TASK BRIEF: Report how many lines of the entries below contain the word "nick", and nothing more.

SUPPLIED INFORMATION:
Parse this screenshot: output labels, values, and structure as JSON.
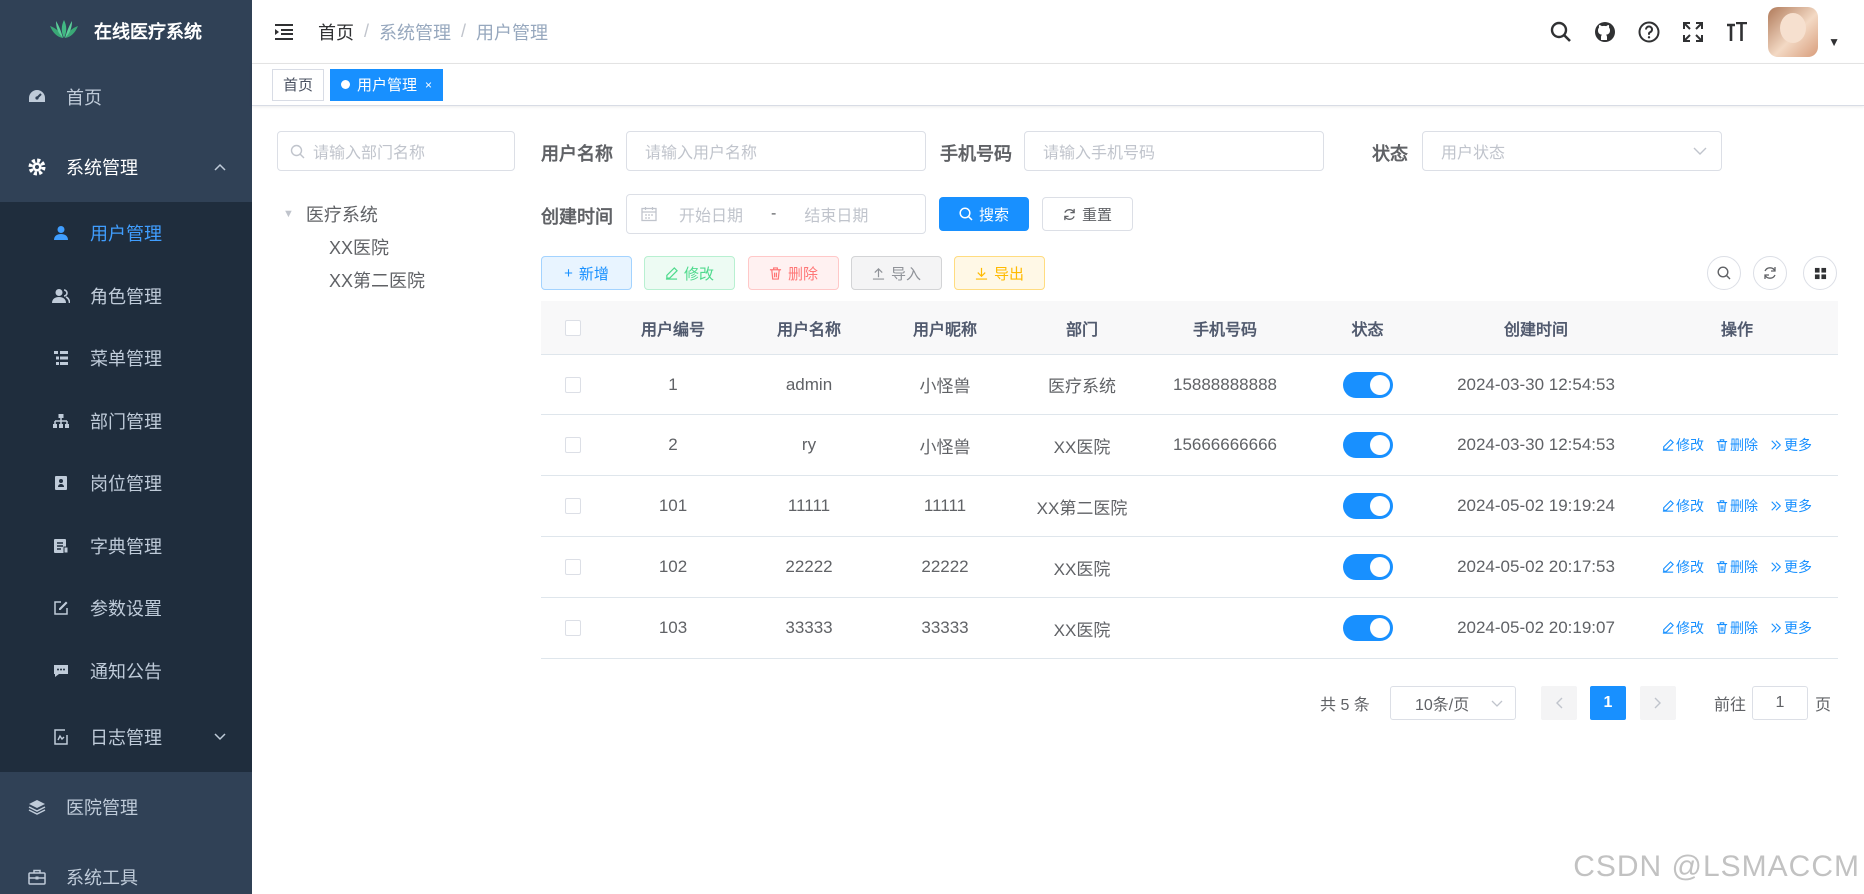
{
  "app": {
    "title": "在线医疗系统"
  },
  "sidebar": {
    "home": "首页",
    "system": "系统管理",
    "sub_items": [
      "用户管理",
      "角色管理",
      "菜单管理",
      "部门管理",
      "岗位管理",
      "字典管理",
      "参数设置",
      "通知公告",
      "日志管理"
    ],
    "hospital": "医院管理",
    "tools": "系统工具"
  },
  "breadcrumb": [
    "首页",
    "系统管理",
    "用户管理"
  ],
  "tags": [
    "首页",
    "用户管理"
  ],
  "dept": {
    "search_placeholder": "请输入部门名称",
    "root": "医疗系统",
    "children": [
      "XX医院",
      "XX第二医院"
    ]
  },
  "form": {
    "username_label": "用户名称",
    "username_placeholder": "请输入用户名称",
    "phone_label": "手机号码",
    "phone_placeholder": "请输入手机号码",
    "status_label": "状态",
    "status_placeholder": "用户状态",
    "created_label": "创建时间",
    "start_placeholder": "开始日期",
    "range_sep": "-",
    "end_placeholder": "结束日期",
    "search_btn": "搜索",
    "reset_btn": "重置"
  },
  "toolbar": {
    "add": "新增",
    "edit": "修改",
    "delete": "删除",
    "import": "导入",
    "export": "导出"
  },
  "table": {
    "headers": [
      "用户编号",
      "用户名称",
      "用户昵称",
      "部门",
      "手机号码",
      "状态",
      "创建时间",
      "操作"
    ],
    "rows": [
      {
        "id": "1",
        "name": "admin",
        "nick": "小怪兽",
        "dept": "医疗系统",
        "phone": "15888888888",
        "status": true,
        "created": "2024-03-30 12:54:53",
        "ops": false
      },
      {
        "id": "2",
        "name": "ry",
        "nick": "小怪兽",
        "dept": "XX医院",
        "phone": "15666666666",
        "status": true,
        "created": "2024-03-30 12:54:53",
        "ops": true
      },
      {
        "id": "101",
        "name": "11111",
        "nick": "11111",
        "dept": "XX第二医院",
        "phone": "",
        "status": true,
        "created": "2024-05-02 19:19:24",
        "ops": true
      },
      {
        "id": "102",
        "name": "22222",
        "nick": "22222",
        "dept": "XX医院",
        "phone": "",
        "status": true,
        "created": "2024-05-02 20:17:53",
        "ops": true
      },
      {
        "id": "103",
        "name": "33333",
        "nick": "33333",
        "dept": "XX医院",
        "phone": "",
        "status": true,
        "created": "2024-05-02 20:19:07",
        "ops": true
      }
    ],
    "op_edit": "修改",
    "op_delete": "删除",
    "op_more": "更多"
  },
  "pagination": {
    "total": "共 5 条",
    "page_size": "10条/页",
    "current": "1",
    "goto_label": "前往",
    "goto_value": "1",
    "page_unit": "页"
  },
  "watermark": "CSDN @LSMACCM",
  "colors": {
    "sidebar_bg": "#304156",
    "submenu_bg": "#1f2d3d",
    "primary": "#1890ff"
  }
}
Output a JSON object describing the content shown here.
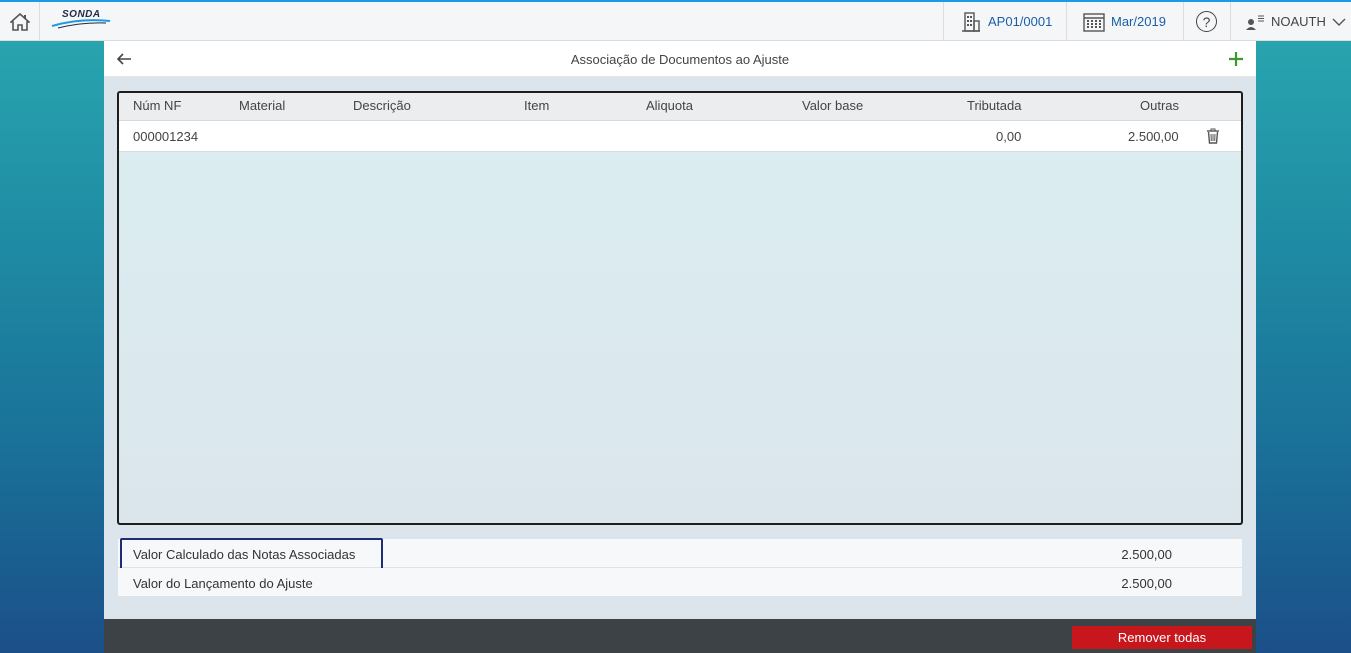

RESULT: 5